SUPPLIED RECORDS —
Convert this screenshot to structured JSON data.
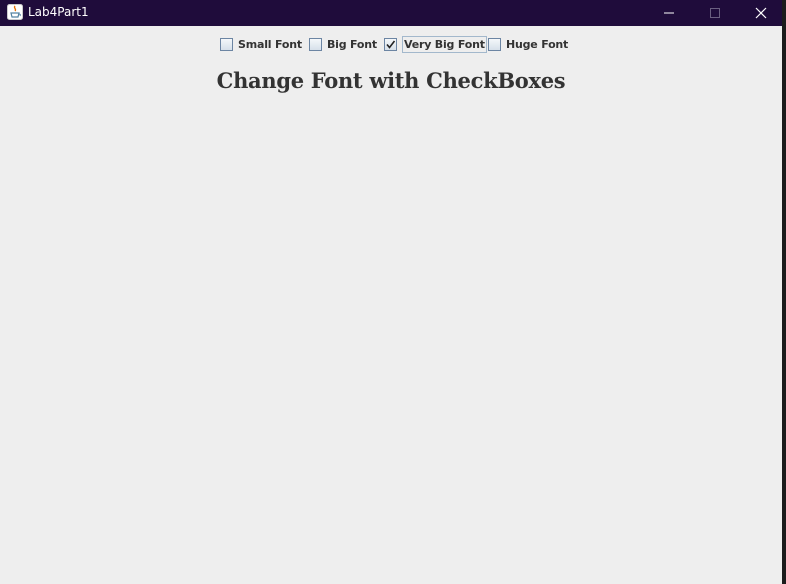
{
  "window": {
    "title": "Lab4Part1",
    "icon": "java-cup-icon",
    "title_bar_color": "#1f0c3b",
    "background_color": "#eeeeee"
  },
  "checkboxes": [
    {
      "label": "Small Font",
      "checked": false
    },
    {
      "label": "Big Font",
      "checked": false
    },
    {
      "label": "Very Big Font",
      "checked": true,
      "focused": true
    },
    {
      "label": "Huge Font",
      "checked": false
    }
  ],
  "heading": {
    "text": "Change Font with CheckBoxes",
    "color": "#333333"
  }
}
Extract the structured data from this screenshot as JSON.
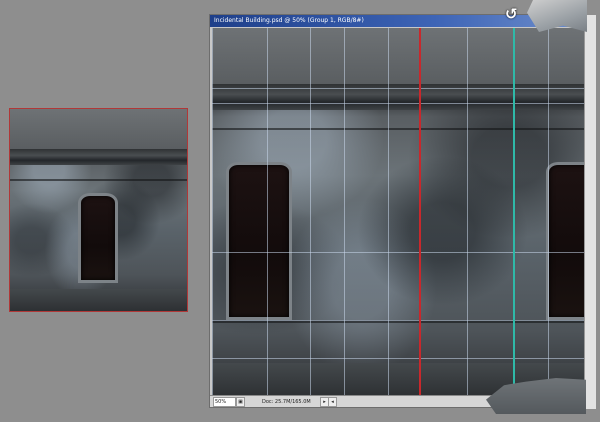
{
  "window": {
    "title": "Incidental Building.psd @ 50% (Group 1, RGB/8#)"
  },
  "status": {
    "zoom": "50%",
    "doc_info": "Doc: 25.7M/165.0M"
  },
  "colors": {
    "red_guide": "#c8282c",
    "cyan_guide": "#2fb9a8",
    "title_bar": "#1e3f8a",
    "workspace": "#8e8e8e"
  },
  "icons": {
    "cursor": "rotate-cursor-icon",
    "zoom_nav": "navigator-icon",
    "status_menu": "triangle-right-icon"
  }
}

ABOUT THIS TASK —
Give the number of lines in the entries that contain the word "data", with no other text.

SOLVED EXERCISE —
2